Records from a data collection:
[Start of section]

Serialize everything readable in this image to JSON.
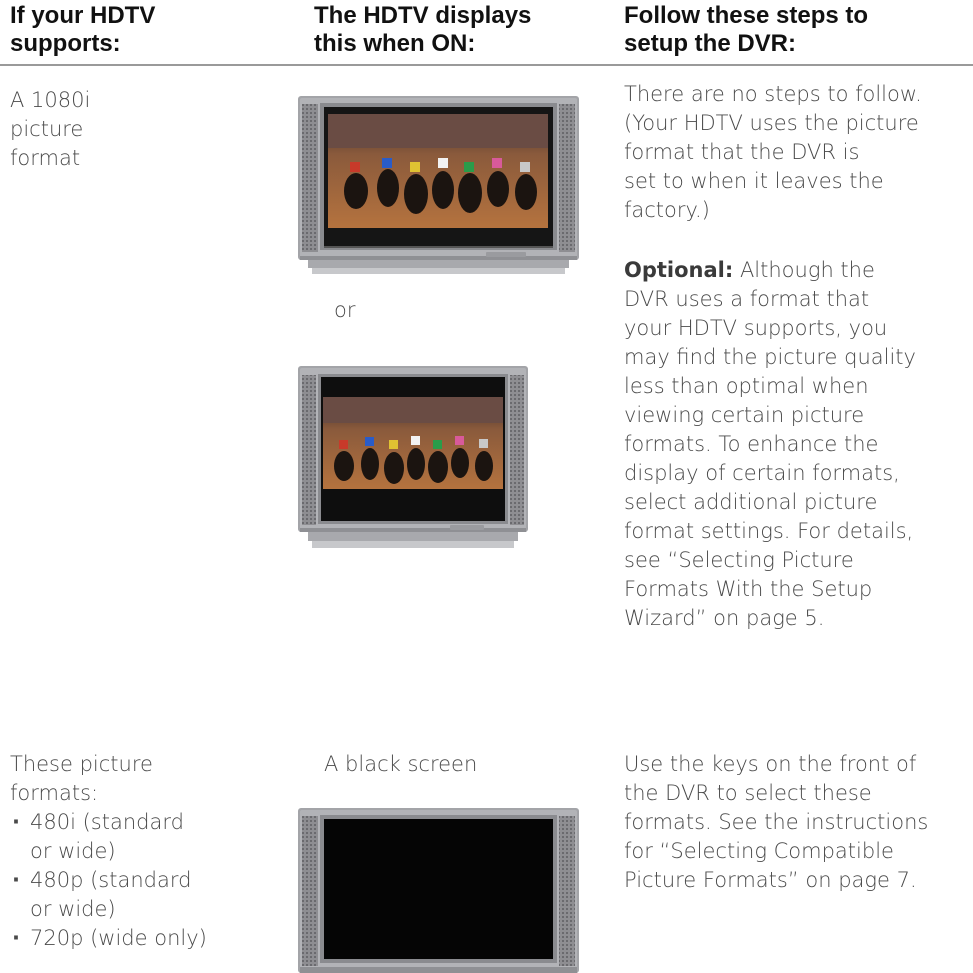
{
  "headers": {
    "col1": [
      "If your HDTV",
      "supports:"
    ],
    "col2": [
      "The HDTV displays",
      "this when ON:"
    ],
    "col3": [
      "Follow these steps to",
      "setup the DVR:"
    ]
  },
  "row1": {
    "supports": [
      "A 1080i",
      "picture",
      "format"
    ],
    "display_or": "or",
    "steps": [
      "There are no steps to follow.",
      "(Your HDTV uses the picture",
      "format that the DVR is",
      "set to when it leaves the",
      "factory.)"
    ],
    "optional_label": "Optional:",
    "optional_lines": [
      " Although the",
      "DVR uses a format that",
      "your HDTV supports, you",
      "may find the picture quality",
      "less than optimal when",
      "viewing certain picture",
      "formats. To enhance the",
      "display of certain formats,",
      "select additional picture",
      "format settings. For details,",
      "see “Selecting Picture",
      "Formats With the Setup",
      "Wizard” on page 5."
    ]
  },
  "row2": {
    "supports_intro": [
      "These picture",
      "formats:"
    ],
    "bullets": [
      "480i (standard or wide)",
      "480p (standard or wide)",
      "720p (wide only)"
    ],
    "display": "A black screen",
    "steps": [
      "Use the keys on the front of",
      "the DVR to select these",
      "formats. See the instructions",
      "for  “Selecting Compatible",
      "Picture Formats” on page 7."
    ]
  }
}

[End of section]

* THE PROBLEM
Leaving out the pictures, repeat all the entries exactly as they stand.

* YOUR RESPONSE
Serialize everything readable in this image to JSON.
{
  "headers": {
    "col1": [
      "If your HDTV",
      "supports:"
    ],
    "col2": [
      "The HDTV displays",
      "this when ON:"
    ],
    "col3": [
      "Follow these steps to",
      "setup the DVR:"
    ]
  },
  "row1": {
    "supports": [
      "A 1080i",
      "picture",
      "format"
    ],
    "display_or": "or",
    "steps": [
      "There are no steps to follow.",
      "(Your HDTV uses the picture",
      "format that the DVR is",
      "set to when it leaves the",
      "factory.)"
    ],
    "optional_label": "Optional:",
    "optional_lines": [
      " Although the",
      "DVR uses a format that",
      "your HDTV supports, you",
      "may find the picture quality",
      "less than optimal when",
      "viewing certain picture",
      "formats. To enhance the",
      "display of certain formats,",
      "select additional picture",
      "format settings. For details,",
      "see “Selecting Picture",
      "Formats With the Setup",
      "Wizard” on page 5."
    ]
  },
  "row2": {
    "supports_intro": [
      "These picture",
      "formats:"
    ],
    "bullets": [
      "480i (standard or wide)",
      "480p (standard or wide)",
      "720p (wide only)"
    ],
    "display": "A black screen",
    "steps": [
      "Use the keys on the front of",
      "the DVR to select these",
      "formats. See the instructions",
      "for  “Selecting Compatible",
      "Picture Formats” on page 7."
    ]
  }
}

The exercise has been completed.